All of these old forms of transportation prepared me for my train loop around Yangon. I boarded, at the downtown station, what has to be one of the oldest, most basic trains that is actually still used as a form of transport rather than being featured in a museum.
The train loop goes from downtown Yangon, out to the countryside, and then completes the circle as it comes back via the other side of Yangon. Each carriage was very basic, with wood benches that ran along the walls and with cut outs where windows used to be, or never were. The loop takes nearly three hours, so there was plenty of time to decide which of the food items being sold by private vendors I wanted to sample. I chose corn, as I wasn’t in the mood for quail eggs and can’t stand the smell of durian. At the city station, on the way out of town, most of the people who boarded the train were looking to get home. However, as the train hit the half way mark out in the countryside, lots of people started to pile on with their goods to take to the markets in the city.

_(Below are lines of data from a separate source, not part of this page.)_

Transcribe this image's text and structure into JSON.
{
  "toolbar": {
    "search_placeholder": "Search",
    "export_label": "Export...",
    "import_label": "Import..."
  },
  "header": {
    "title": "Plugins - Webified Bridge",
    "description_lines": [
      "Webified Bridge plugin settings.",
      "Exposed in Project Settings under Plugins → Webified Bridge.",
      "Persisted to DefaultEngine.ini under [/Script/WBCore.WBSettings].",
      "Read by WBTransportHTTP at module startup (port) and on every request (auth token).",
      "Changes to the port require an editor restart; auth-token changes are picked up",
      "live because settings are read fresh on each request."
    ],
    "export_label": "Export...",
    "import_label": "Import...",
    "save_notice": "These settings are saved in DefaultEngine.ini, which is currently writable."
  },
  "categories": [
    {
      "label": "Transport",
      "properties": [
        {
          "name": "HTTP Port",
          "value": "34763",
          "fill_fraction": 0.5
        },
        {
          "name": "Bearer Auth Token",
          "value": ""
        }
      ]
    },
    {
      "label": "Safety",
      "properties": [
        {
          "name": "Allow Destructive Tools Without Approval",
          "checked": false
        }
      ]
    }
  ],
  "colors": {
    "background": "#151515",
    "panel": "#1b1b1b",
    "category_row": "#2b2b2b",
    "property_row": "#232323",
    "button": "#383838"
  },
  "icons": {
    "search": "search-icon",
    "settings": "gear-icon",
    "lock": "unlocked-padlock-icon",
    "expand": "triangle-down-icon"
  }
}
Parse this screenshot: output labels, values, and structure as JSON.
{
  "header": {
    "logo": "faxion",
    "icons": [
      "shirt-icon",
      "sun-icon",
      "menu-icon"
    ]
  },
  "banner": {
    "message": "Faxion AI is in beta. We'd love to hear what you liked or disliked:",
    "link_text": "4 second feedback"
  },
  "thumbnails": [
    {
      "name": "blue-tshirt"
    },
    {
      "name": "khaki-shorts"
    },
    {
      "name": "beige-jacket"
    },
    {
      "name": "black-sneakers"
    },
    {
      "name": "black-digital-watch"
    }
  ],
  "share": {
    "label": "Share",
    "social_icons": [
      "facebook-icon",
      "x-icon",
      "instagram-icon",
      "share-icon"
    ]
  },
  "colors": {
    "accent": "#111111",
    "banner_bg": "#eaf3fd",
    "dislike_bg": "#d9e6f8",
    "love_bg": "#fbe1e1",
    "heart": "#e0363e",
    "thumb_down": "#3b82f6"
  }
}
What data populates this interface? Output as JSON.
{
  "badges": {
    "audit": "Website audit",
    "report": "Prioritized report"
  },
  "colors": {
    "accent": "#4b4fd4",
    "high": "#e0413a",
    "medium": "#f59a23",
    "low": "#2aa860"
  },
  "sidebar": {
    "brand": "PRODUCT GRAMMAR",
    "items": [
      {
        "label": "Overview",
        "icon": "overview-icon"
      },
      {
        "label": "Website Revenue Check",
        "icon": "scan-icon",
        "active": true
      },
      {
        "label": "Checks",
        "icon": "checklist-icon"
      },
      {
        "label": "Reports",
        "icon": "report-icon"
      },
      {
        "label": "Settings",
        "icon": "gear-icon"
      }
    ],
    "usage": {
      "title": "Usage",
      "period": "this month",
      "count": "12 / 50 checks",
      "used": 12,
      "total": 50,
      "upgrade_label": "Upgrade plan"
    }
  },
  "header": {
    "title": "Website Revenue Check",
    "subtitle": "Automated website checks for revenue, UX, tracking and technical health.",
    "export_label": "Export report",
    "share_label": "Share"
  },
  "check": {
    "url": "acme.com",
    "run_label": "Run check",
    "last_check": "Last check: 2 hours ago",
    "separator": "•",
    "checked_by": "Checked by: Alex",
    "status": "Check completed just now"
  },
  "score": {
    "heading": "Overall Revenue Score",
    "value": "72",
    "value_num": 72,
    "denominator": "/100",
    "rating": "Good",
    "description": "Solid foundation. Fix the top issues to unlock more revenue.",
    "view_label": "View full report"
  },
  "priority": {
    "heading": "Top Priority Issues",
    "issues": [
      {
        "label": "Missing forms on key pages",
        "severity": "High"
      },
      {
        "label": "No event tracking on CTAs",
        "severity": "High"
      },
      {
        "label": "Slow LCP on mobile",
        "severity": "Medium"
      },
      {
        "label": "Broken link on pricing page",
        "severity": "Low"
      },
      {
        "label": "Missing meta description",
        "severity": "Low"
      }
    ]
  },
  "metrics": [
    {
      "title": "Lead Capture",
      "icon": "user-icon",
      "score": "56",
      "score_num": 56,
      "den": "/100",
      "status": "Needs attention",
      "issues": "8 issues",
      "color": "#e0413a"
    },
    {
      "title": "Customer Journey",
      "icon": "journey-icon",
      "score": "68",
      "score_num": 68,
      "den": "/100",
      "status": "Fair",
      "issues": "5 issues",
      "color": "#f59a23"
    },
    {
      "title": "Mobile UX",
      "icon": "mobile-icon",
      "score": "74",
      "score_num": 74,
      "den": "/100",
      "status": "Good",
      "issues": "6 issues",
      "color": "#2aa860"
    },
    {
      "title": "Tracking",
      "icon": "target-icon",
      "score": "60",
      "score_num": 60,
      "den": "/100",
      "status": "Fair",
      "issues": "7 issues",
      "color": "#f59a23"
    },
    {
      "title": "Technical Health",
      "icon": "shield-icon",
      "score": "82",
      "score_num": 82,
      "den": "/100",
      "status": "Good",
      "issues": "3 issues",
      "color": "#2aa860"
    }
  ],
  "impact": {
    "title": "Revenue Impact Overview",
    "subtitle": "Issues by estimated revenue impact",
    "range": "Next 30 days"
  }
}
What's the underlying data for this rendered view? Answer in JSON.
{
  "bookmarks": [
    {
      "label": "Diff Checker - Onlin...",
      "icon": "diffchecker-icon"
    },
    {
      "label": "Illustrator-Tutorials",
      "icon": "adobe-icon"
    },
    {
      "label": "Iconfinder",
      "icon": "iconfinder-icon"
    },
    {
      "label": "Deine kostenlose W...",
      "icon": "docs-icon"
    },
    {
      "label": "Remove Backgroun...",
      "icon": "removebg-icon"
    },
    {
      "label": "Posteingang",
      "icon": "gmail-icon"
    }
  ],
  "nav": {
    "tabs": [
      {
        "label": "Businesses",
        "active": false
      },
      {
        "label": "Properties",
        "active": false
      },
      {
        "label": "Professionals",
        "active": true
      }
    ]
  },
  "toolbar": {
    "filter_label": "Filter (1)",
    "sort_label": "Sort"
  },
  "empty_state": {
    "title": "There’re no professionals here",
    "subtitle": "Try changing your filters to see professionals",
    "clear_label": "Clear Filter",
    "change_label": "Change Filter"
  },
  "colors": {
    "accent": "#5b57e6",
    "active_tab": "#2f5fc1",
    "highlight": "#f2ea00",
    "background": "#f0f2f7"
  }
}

The center of the carriage, which remained empty until the half way mark, suddenly became full of vegetables and fruits. Although it was interesting to see train stops full of produce, to pass by temples along the tracks, and to catch some beautiful views of the countryside I doubt if I will get the urge to make the full 3-hour loop again. The train, although a good experience, is definitely better for shorter journeys.
The final form of transportation in Yangon I attempted was walking. People here walk a lot, which is a surprise as, in Cambodia, the huge number of motorbikes is directly related to how little people walk. Walking in Yangon is an adventure in itself. With so many power outages (multiple times a day) there are generators all over the sidewalks. These generators are used to power the air conditioning units in the buildings rising above the road, but people just let the water drip down onto the sidewalk so commonly that it feels like rain even when there is not a cloud in the sky. But the biggest problem I have experienced when walking is that the sidewalks are full of holes that often lead to storm drains below. The atmospheric, crumbling British buildings, remnants of Burma’s colonial past, the new foods street vendors are selling, and the dozens of tea stops that use the sidewalk as their personal floor space are all trying to grab my attention, but I must constantly remind myself to check the ground ahead as that is probably the most dangerous part of being in Yangon.
While none of these forms of transport are something Myanmar should be particularly proud of, they are here and they are running and everyday thousands of Burmese use them to go about their daily life and for that reason alone they’re a fun way to take an urban adventure!